PROBLEM TO WORK ON
Look through the listing below and work out how many of its lines hold the word "JSON". Give only the number.

^^^^

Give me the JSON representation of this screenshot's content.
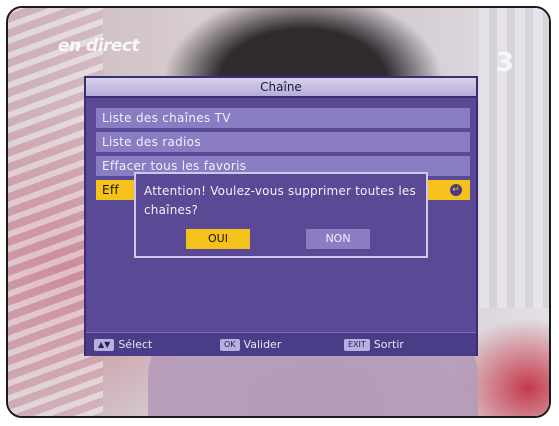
{
  "broadcast": {
    "live_label": "en direct",
    "channel_logo": "3"
  },
  "osd": {
    "title": "Chaîne",
    "menu_items": [
      {
        "label": "Liste des chaînes TV"
      },
      {
        "label": "Liste des radios"
      },
      {
        "label": "Effacer tous les favoris"
      },
      {
        "label": "Eff",
        "selected": true,
        "icon": "enter-icon"
      }
    ],
    "accent_color": "#f4c21a",
    "panel_color": "#5a4a96"
  },
  "dialog": {
    "message": "Attention! Voulez-vous supprimer toutes les chaînes?",
    "yes_label": "OUI",
    "no_label": "NON"
  },
  "footer": {
    "select_label": "Sélect",
    "ok_key": "OK",
    "validate_label": "Valider",
    "exit_key": "EXIT",
    "exit_label": "Sortir"
  }
}
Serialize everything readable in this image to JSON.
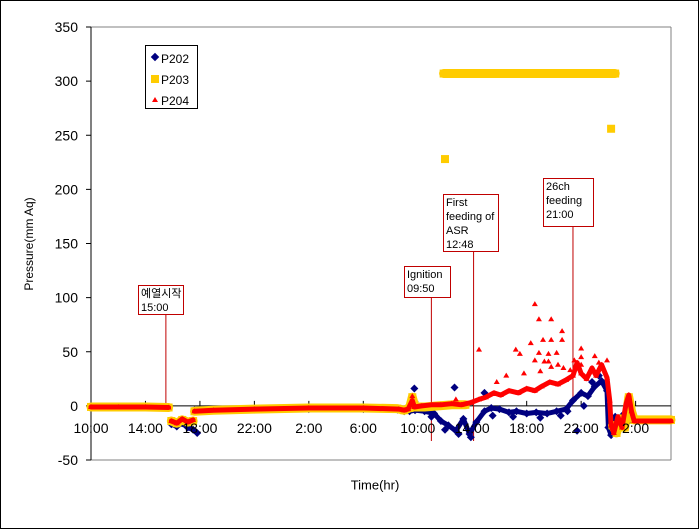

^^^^

EXERCISE SOLUTION
2